Researchers in the U.K. found that children who reported being bullied at age 13 were nearly three times more likely to experience depression at age 18 that peers who weren’t bullied. The researchers analyzed data from the Avon Longitudinal Study of Parents and Children, which followed 6,472 individuals from birth or early childhood to adulthood. Each participant was asked about bullying at age 13, and then tested for depression at age 18.
As 13 year-olds, participants reported whether they’d experienced bullying behaviors such as being called nasty names, receiving threats, getting hit or beaten up, or having lies spread about them; and how many times they experienced each type of abuse. At 18, the subjects answered questions about symptoms of depression. If results did indicate depression, the subject was asked how long he or she had been feeling sad, miserable or depressed. Of the participants who reported frequent victimization at age 13, 14.8 percent were depressed at 18.
Of course, a correlation between being bullied and becoming depressed doesn’t prove causation. But the researchers refined their results thanks to two decades worth of data on the subjects and their families. They adjusted for behavioral problems, exposure to stressful events or abuse in early childhood, and family characteristics such as maternal education, parents’ occupations and social class. The report calculates that 29.2 percent of the total risk of depression at age 18 could be explained by peer bullying in adolescence.
In an editorial accompanying the report, Maria Ttofi, psychological criminologist, at the University of Cambridge writes that based on this report and previous research “peer victimization significantly predicts depression.”
Her takeaway: parents and teachers need to take action. Ttofi notes that when asked, most adolescents in the study said they never told an adult about being bullied. “Parents and teachers need to…proactively ask children about school experiences beyond academic matters,” she writes. “Young people themselves need to endorse anti-bullying attitudes…and learn the importance of not internalizing the victim identity.”

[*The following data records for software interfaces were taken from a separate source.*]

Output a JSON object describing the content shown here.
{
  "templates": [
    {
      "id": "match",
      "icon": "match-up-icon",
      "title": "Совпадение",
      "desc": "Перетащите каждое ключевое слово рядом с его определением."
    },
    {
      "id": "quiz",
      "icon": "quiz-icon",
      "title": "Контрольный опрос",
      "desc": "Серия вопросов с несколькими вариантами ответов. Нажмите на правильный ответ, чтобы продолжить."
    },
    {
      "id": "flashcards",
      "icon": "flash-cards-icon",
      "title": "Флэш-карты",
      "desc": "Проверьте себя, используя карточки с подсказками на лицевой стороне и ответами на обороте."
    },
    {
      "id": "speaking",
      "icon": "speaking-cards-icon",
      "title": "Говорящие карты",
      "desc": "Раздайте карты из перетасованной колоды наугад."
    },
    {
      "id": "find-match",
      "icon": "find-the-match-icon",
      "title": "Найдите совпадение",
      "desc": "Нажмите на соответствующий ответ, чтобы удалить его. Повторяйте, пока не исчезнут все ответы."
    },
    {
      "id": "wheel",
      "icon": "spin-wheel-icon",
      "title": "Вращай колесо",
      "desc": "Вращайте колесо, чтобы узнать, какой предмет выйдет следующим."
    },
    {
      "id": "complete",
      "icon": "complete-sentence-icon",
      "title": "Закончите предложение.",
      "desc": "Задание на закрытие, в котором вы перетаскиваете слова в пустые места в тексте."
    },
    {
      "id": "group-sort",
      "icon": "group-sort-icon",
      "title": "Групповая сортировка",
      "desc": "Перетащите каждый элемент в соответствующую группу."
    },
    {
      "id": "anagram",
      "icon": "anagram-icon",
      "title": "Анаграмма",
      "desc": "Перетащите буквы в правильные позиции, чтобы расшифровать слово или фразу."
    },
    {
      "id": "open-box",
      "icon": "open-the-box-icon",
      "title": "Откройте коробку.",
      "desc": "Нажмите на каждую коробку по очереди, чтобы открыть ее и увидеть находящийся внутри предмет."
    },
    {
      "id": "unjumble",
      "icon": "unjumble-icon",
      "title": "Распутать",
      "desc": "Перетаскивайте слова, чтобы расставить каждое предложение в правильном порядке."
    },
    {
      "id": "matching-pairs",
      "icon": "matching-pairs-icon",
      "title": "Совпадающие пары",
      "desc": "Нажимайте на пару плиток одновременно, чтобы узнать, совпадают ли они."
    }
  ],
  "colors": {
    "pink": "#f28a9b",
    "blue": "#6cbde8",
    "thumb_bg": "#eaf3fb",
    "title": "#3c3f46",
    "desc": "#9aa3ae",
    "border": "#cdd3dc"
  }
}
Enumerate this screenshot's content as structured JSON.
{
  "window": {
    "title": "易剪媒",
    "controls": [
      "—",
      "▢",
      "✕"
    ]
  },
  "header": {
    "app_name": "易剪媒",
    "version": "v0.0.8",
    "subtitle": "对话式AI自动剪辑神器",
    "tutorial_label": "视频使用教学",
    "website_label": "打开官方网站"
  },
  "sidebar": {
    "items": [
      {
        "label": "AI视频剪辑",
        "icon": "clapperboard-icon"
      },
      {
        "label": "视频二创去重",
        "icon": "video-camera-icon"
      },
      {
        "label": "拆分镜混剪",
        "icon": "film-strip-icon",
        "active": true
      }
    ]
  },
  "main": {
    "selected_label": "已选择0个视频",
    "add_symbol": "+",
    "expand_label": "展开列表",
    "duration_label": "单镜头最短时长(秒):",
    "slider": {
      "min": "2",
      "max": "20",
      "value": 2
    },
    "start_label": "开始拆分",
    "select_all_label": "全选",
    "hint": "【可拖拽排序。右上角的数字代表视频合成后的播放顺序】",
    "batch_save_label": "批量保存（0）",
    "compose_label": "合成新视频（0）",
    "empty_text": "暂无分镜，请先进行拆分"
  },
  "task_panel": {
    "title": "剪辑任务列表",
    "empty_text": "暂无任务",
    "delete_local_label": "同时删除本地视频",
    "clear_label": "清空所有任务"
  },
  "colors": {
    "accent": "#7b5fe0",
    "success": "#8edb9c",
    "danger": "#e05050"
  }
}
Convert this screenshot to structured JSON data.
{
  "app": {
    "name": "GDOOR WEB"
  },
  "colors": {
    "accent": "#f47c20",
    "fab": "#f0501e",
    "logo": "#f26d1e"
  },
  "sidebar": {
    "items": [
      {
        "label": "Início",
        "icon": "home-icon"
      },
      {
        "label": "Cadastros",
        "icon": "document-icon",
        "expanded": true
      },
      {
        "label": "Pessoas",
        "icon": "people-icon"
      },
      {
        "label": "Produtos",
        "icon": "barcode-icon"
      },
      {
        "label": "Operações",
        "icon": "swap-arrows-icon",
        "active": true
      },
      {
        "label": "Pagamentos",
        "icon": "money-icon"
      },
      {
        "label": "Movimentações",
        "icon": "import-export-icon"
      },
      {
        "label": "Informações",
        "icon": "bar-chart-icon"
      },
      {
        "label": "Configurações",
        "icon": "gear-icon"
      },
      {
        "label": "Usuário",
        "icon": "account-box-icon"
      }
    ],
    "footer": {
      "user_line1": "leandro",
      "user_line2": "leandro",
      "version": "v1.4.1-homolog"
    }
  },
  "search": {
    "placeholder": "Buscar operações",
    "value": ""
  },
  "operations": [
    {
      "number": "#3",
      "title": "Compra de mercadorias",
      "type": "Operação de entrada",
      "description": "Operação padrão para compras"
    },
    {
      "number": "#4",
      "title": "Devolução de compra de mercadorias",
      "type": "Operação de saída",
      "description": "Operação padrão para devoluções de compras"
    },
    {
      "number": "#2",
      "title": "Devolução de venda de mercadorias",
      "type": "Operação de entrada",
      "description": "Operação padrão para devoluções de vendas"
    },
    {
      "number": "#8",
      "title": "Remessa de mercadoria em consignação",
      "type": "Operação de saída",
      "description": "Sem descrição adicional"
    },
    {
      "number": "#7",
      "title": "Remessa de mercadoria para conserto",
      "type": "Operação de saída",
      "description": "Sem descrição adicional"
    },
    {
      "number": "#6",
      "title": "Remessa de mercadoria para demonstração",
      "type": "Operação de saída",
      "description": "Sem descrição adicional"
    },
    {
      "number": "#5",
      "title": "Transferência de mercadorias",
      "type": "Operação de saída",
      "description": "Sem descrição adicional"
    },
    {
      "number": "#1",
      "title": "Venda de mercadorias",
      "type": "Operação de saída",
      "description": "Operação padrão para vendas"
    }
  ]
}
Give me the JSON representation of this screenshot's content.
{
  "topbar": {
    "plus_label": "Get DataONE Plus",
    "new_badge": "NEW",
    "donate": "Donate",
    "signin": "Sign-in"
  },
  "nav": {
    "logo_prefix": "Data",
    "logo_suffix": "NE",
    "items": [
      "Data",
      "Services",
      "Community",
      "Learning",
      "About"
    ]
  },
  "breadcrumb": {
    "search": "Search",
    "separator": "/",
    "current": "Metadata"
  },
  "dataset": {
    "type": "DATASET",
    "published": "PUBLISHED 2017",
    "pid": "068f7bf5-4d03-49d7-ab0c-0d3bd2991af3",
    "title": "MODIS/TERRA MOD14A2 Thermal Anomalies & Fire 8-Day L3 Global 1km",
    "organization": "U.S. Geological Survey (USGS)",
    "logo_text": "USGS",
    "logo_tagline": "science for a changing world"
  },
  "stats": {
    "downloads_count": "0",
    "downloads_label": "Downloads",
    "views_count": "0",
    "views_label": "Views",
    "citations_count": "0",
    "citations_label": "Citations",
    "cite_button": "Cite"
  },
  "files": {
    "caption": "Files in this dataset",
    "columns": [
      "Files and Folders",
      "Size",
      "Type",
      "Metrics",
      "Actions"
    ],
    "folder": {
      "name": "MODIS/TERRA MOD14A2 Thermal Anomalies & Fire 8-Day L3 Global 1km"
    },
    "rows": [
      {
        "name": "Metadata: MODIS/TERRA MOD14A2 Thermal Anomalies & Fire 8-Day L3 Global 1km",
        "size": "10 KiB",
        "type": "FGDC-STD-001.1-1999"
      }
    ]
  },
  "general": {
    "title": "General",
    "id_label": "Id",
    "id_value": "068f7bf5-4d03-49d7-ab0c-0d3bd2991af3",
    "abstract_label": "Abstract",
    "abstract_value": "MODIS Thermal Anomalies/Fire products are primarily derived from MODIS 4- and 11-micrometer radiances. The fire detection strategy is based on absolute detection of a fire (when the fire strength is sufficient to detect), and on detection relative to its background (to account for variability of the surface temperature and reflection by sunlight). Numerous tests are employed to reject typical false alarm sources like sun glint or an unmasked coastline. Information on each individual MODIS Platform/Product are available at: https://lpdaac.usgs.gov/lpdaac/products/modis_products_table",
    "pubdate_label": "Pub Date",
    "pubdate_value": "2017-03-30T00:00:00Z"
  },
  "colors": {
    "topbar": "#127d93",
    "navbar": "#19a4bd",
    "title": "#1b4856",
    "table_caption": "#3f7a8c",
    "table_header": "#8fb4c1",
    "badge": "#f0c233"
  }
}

According to the National Institutes of Health, 6.7 percent of American adults experience major depression each year. The World Health Organization calls depression "a leading cause of disability worldwide."